16 June 2008

LAS VEGAS, Nevada -- The quest to find the next lucrative international gaming destination has landed in the Northern African desert of Morocco.

And the plans don't call for some gin joint in Casablanca.

Moroccan developers of a nearly 1,000-acre lakefront site near the city of Ouarzazate have asked Las Vegas-based Global Gaming Group of CB Richard Ellis to help find a casino operator for the location. The development is expected to have multiple uses, including residential, nongaming hotels, shops, entertainment and a golf course with golf course villas.

The casino is planned on a waterfront site near Lake Mansour Eddahbi and will include a hotel.

John Knott, the Global Gaming Group's executive vice president, said the project could be similar to Atlantis Paradise Island in the Bahamas, which is owned by Kerzner International Holdings. The 3,700-room hotel-casino is built around a 100-acre waterscape while the gaming element has 1,000 slot machines and 100 table games.

Knott said the potential casino in Morocco could be worth $100 million in annual gaming revenue depending on what is built and how the infrastructure progresses surrounding what is being called the Ouarzazate Lake City development.

"It's another legitimate international opportunity for a casino operator to diversify outside of the United States," Knott said. "Morocco wants to expand its tourism opportunities beyond its current market. They believe gaming could play a key role."

Morocco, which attracts roughly 7.5 million visitors annually, is a Muslim country. Knott said the government, including King Mohammed Ben Al-Hassan, support the Ouarzazate Lake City concept because the casino is just an aspect of the entire development. Morocco now has six casinos, but all are small by any standard. The largest is in the northern city of Tangier, which has 200 slot machines and 31 table games.

Ouarzazate is in central Morocco, 274 miles south of Casablanca and 126 miles south of Marrakech. Ouarzazate has an international airport that is about nine miles from the development. Knott said potential expansion could allow for flights from neighboring Spain, Portugal, France, Switzerland and Italy.

"The potential is what makes this an attractive locaition," Knott said.

He thought midlevel casino operators looking for an international opportunity might be the most logical candidates.

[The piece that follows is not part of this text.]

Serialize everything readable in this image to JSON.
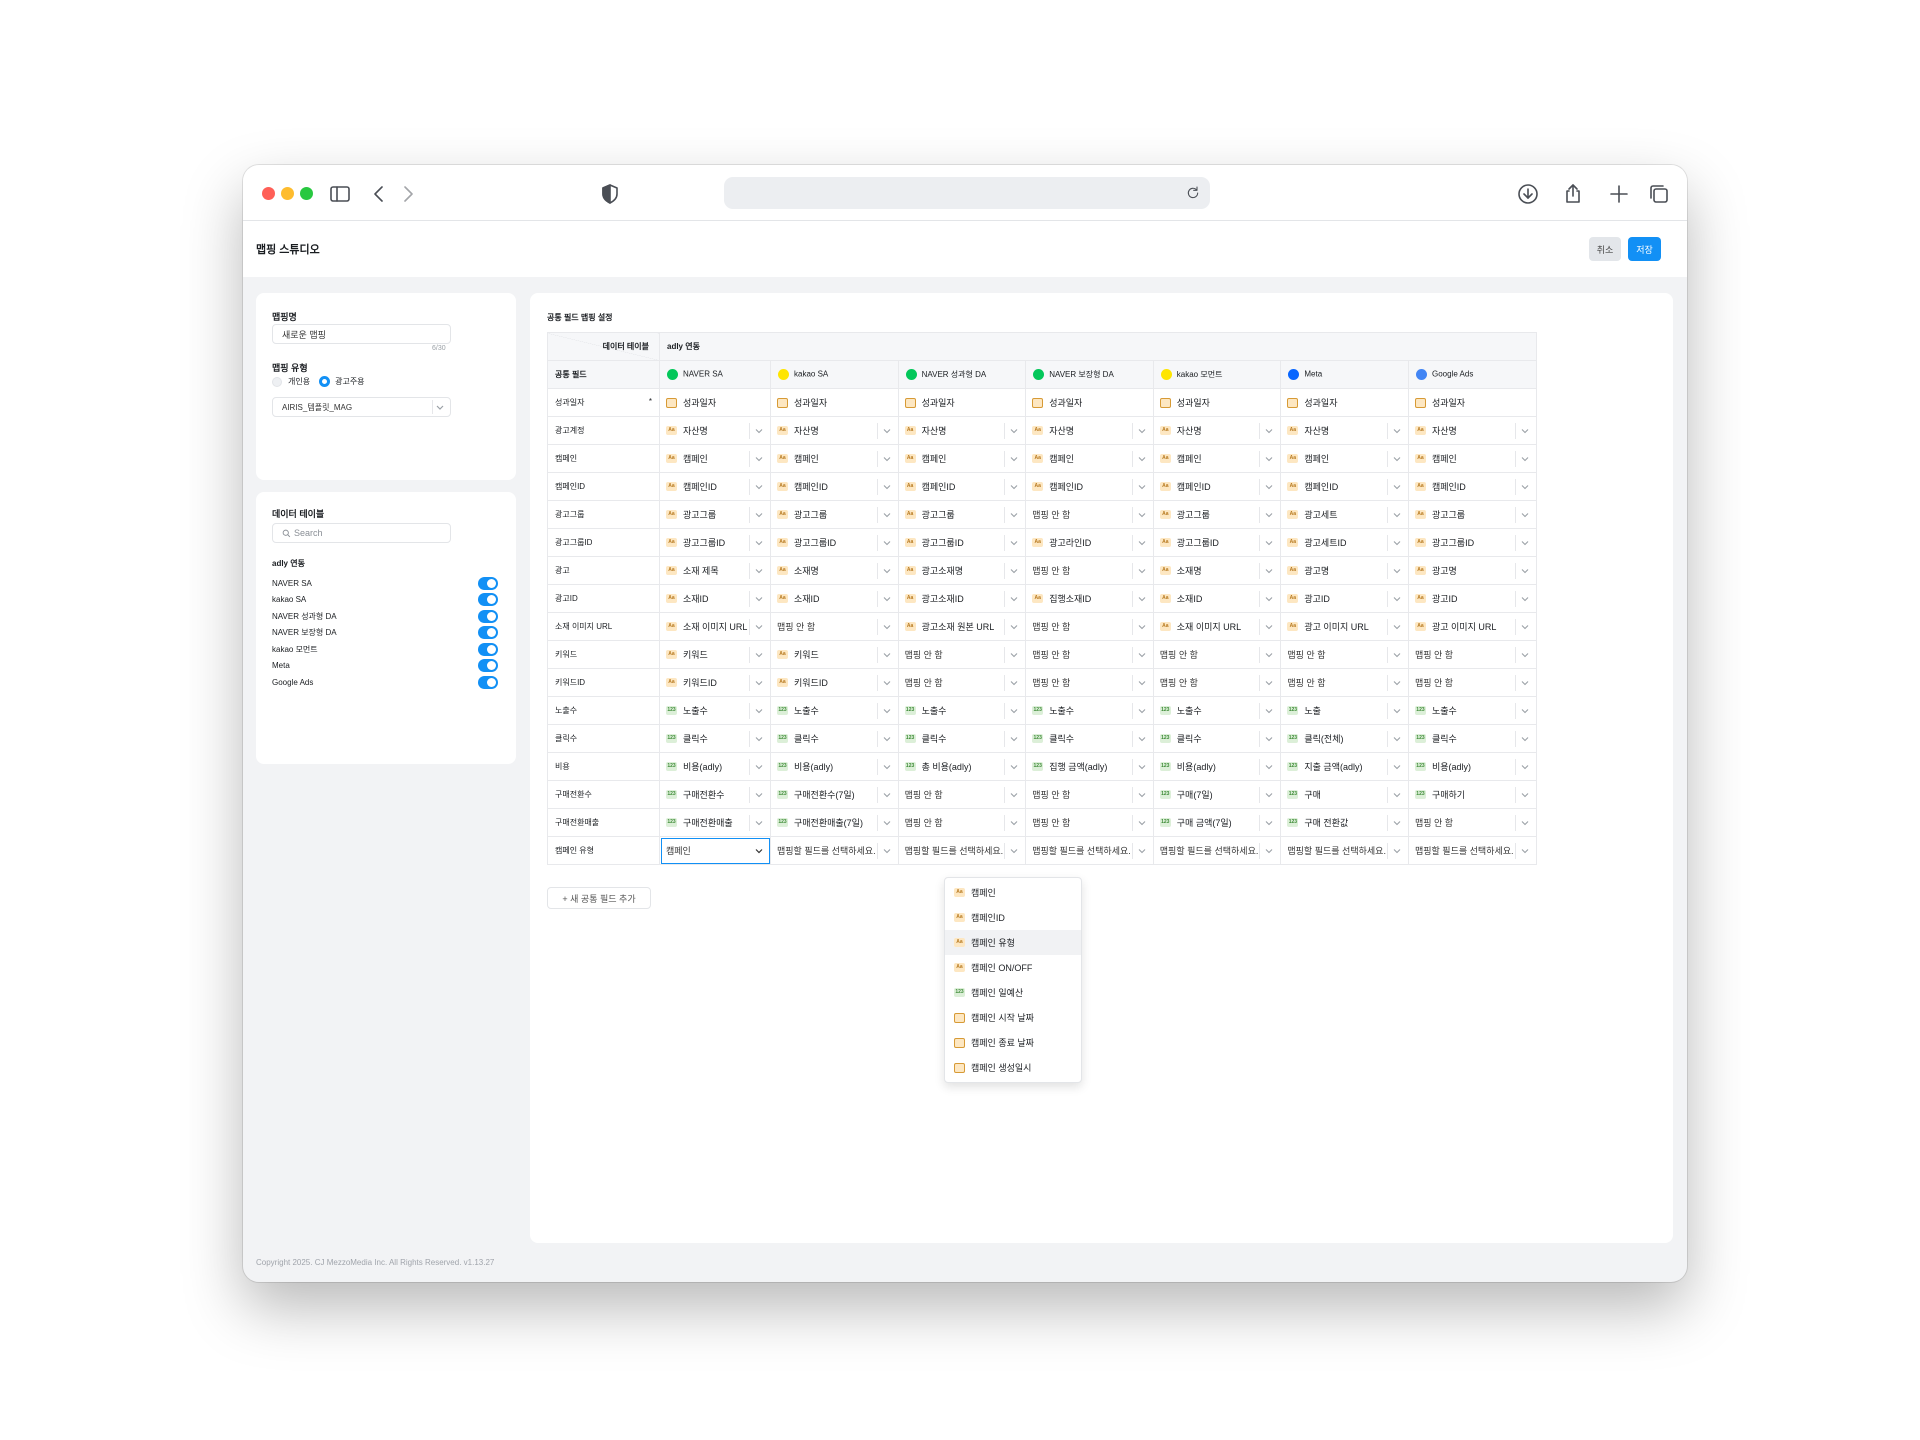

Deutsche Bank gaming analyst Bill Lerner said Morocco isn't on anyone's international radar. The current downturn in the credit markets has all but curtailed many domestic expansion projects and have slowed some international development.

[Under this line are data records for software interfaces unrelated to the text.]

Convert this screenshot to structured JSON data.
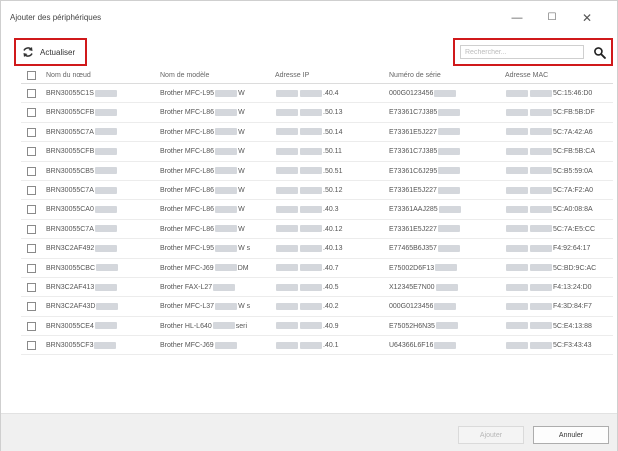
{
  "window": {
    "title": "Ajouter des périphériques",
    "controls": {
      "minimize": "—",
      "maximize": "☐",
      "close": "✕"
    }
  },
  "toolbar": {
    "refresh_label": "Actualiser",
    "search_placeholder": "Rechercher..."
  },
  "table": {
    "columns": {
      "name": "Nom du nœud",
      "model": "Nom de modèle",
      "ip": "Adresse IP",
      "serial": "Numéro de série",
      "mac": "Adresse MAC"
    },
    "rows": [
      {
        "name": "BRN30055C1S",
        "model": "Brother MFC-L95",
        "model_suffix": "W",
        "ip": ".40.4",
        "serial": "000G0123456",
        "mac": "5C:15:46:D0"
      },
      {
        "name": "BRN30055CFB",
        "model": "Brother MFC-L86",
        "model_suffix": "W",
        "ip": ".50.13",
        "serial": "E73361C7J385",
        "mac": "5C:FB:5B:DF"
      },
      {
        "name": "BRN30055C7A",
        "model": "Brother MFC-L86",
        "model_suffix": "W",
        "ip": ".50.14",
        "serial": "E73361E5J227",
        "mac": "5C:7A:42:A6"
      },
      {
        "name": "BRN30055CFB",
        "model": "Brother MFC-L86",
        "model_suffix": "W",
        "ip": ".50.11",
        "serial": "E73361C7J385",
        "mac": "5C:FB:5B:CA"
      },
      {
        "name": "BRN30055CB5",
        "model": "Brother MFC-L86",
        "model_suffix": "W",
        "ip": ".50.51",
        "serial": "E73361C6J295",
        "mac": "5C:B5:59:0A"
      },
      {
        "name": "BRN30055C7A",
        "model": "Brother MFC-L86",
        "model_suffix": "W",
        "ip": ".50.12",
        "serial": "E73361E5J227",
        "mac": "5C:7A:F2:A0"
      },
      {
        "name": "BRN30055CA0",
        "model": "Brother MFC-L86",
        "model_suffix": "W",
        "ip": ".40.3",
        "serial": "E73361AAJ285",
        "mac": "5C:A0:08:8A"
      },
      {
        "name": "BRN30055C7A",
        "model": "Brother MFC-L86",
        "model_suffix": "W",
        "ip": ".40.12",
        "serial": "E73361E5J227",
        "mac": "5C:7A:E5:CC"
      },
      {
        "name": "BRN3C2AF492",
        "model": "Brother MFC-L95",
        "model_suffix": "W s",
        "ip": ".40.13",
        "serial": "E77465B6J357",
        "mac": "F4:92:64:17"
      },
      {
        "name": "BRN30055CBC",
        "model": "Brother MFC-J69",
        "model_suffix": "DM",
        "ip": ".40.7",
        "serial": "E75002D6F13",
        "mac": "5C:BD:9C:AC"
      },
      {
        "name": "BRN3C2AF413",
        "model": "Brother FAX-L27",
        "model_suffix": "",
        "ip": ".40.5",
        "serial": "X12345E7N00",
        "mac": "F4:13:24:D0"
      },
      {
        "name": "BRN3C2AF43D",
        "model": "Brother MFC-L37",
        "model_suffix": "W s",
        "ip": ".40.2",
        "serial": "000G0123456",
        "mac": "F4:3D:84:F7"
      },
      {
        "name": "BRN30055CE4",
        "model": "Brother HL-L640",
        "model_suffix": "seri",
        "ip": ".40.9",
        "serial": "E75052H6N35",
        "mac": "5C:E4:13:88"
      },
      {
        "name": "BRN30055CF3",
        "model": "Brother MFC-J69",
        "model_suffix": "",
        "ip": ".40.1",
        "serial": "U64366L6F16",
        "mac": "5C:F3:43:43"
      }
    ]
  },
  "footer": {
    "add_label": "Ajouter",
    "cancel_label": "Annuler"
  }
}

Knott said the Moroccan developers, Palmeraie, a group of banks and investment firms, were open to building the hotel-casino themselves or having the casino operator put up all or part of the costs.

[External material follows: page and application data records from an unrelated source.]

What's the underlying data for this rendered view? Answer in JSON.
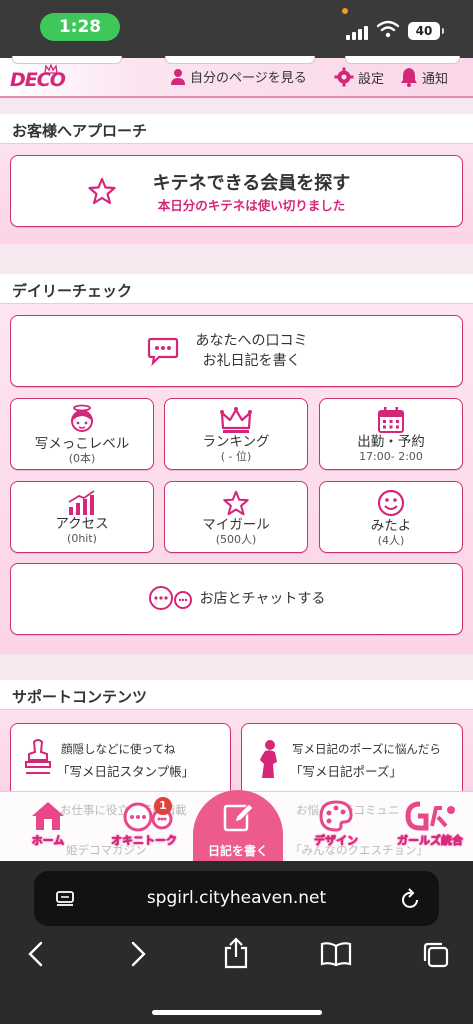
{
  "status": {
    "time": "1:28",
    "battery": "40"
  },
  "topnav": {
    "logo": "DECO",
    "my_page": "自分のページを見る",
    "settings": "設定",
    "notifications": "通知"
  },
  "approach": {
    "heading": "お客様へアプローチ",
    "search_title": "キテネできる会員を探す",
    "search_sub": "本日分のキテネは使い切りました"
  },
  "daily": {
    "heading": "デイリーチェック",
    "review_line1": "あなたへの口コミ",
    "review_line2": "お礼日記を書く",
    "tiles": [
      {
        "label": "写メっこレベル",
        "sub": "(0本)"
      },
      {
        "label": "ランキング",
        "sub": "( - 位)"
      },
      {
        "label": "出勤・予約",
        "sub": "17:00- 2:00"
      },
      {
        "label": "アクセス",
        "sub": "(0hit)"
      },
      {
        "label": "マイガール",
        "sub": "(500人)"
      },
      {
        "label": "みたよ",
        "sub": "(4人)"
      }
    ],
    "chat": "お店とチャットする"
  },
  "support": {
    "heading": "サポートコンテンツ",
    "stamp_line1": "顔隠しなどに使ってね",
    "stamp_line2": "「写メ日記スタンプ帳」",
    "pose_line1": "写メ日記のポーズに悩んだら",
    "pose_line2": "「写メ日記ポーズ」",
    "faded_left_1": "お仕事に役立つ情報満載",
    "faded_left_2": "姫デコマガジン",
    "faded_right_1": "お悩み相談コミュニ",
    "faded_right_2": "「みんなのクエスチョン」"
  },
  "bottom_nav": {
    "home": "ホーム",
    "talk": "オキニトーク",
    "talk_badge": "1",
    "write": "日記を書く",
    "design": "デザイン",
    "girls": "ガールズ統合"
  },
  "browser": {
    "url": "spgirl.cityheaven.net"
  },
  "colors": {
    "accent": "#d6267a",
    "border": "#c9346f",
    "button": "#ec5b8a"
  }
}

Lerner met with Knott and thought the project had potential to capture visitors from Europe and the Middle East if it was built based on the proposed concept.

"It really is similar to Atlantis, a big footprint with a fully integrated resort," Lerner said. "As long as the expectations are realistic and it's designed the right way, it has a significant shot of being successful."

Knott said the tax on gaming revenues could be anywhere from 17 percent to 21 percent, which is lower than gaming taxes in neighboring countries. Because of the Muslim government, which can't officially endorse gambling, the casino operator would have to set up its own regulatory system. Knott said he discussed the concept with Las Vegas gaming attorney Tony Cabot, who said it could be accomplished.

"It's not particularly complicated," said Cabot, a partner with Lewis and Roca. "You create a compliance committee that is made up of former regulators and build a regulatory structure around them."

Cabot said the regulatory structure would be important for any Nevada casino company interested in the Morocco opportunity. Cabot said the concept is used by casinos that operate aboard cruise ships.